It is interesting that the county treasurer must in addition to giving notice by publication at least three months before the expiration of one year, send that same notice of redemption by first class mail to the "owner or occupant, as shown on the assessment roll of each parcel sold and unredeemed . . . " No such personal notice is required to be given to a mortgagee. RPTL 1014(3). Thus, a mortgagee is effectively denied any notice of either the commencement of the delinquent tax sale proceedings or of its right to redeem the taxes and bid in on the tax sale.

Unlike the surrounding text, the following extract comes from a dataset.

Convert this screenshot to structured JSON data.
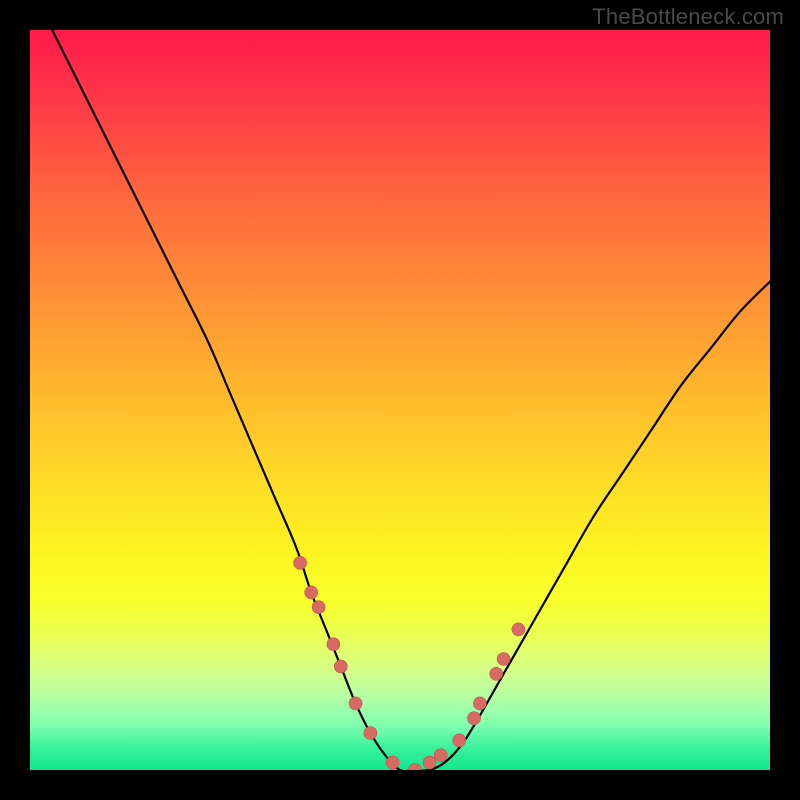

Since the tax sale purchaser acquires title free of all liens and other encumbrances, the interest of an unnotified mortgagee is immediately and drastically diminished since he is denied his right to redeem after the sale.
Mullane v. Central Hanover Bank & Trust Co. (339 U.S. 306, 70 S. Ct. 652, 94 L. Ed. 865 ) held that where a property interest is at stake, a party must be afforded that degree of notice reasonably calculated, under all the circumstances, to apprise interested parties of the pendency of the action and afford them an opportunity to present their objections. That case concerned the notice required to beneficiaries of a trust in a proceeding to judicially settle the trustee's accounts. The Supreme Court held that notice by publication alone of such a proceeding to the beneficiaries whose names and addresses appeared on the trustee's records was insufficient notice under the Due Process Clause. Since the names and addresses were either known or reasonably ascertainable by the trustee, he was required to provide notice by mail or other means as certain to ensure actual notice to the beneficiaries interested in the proceeding. The Court held that the minimum requirement of Due Process ". . . is notice reasonably calculated under all of the circumstances, to apprise interested parties of the ...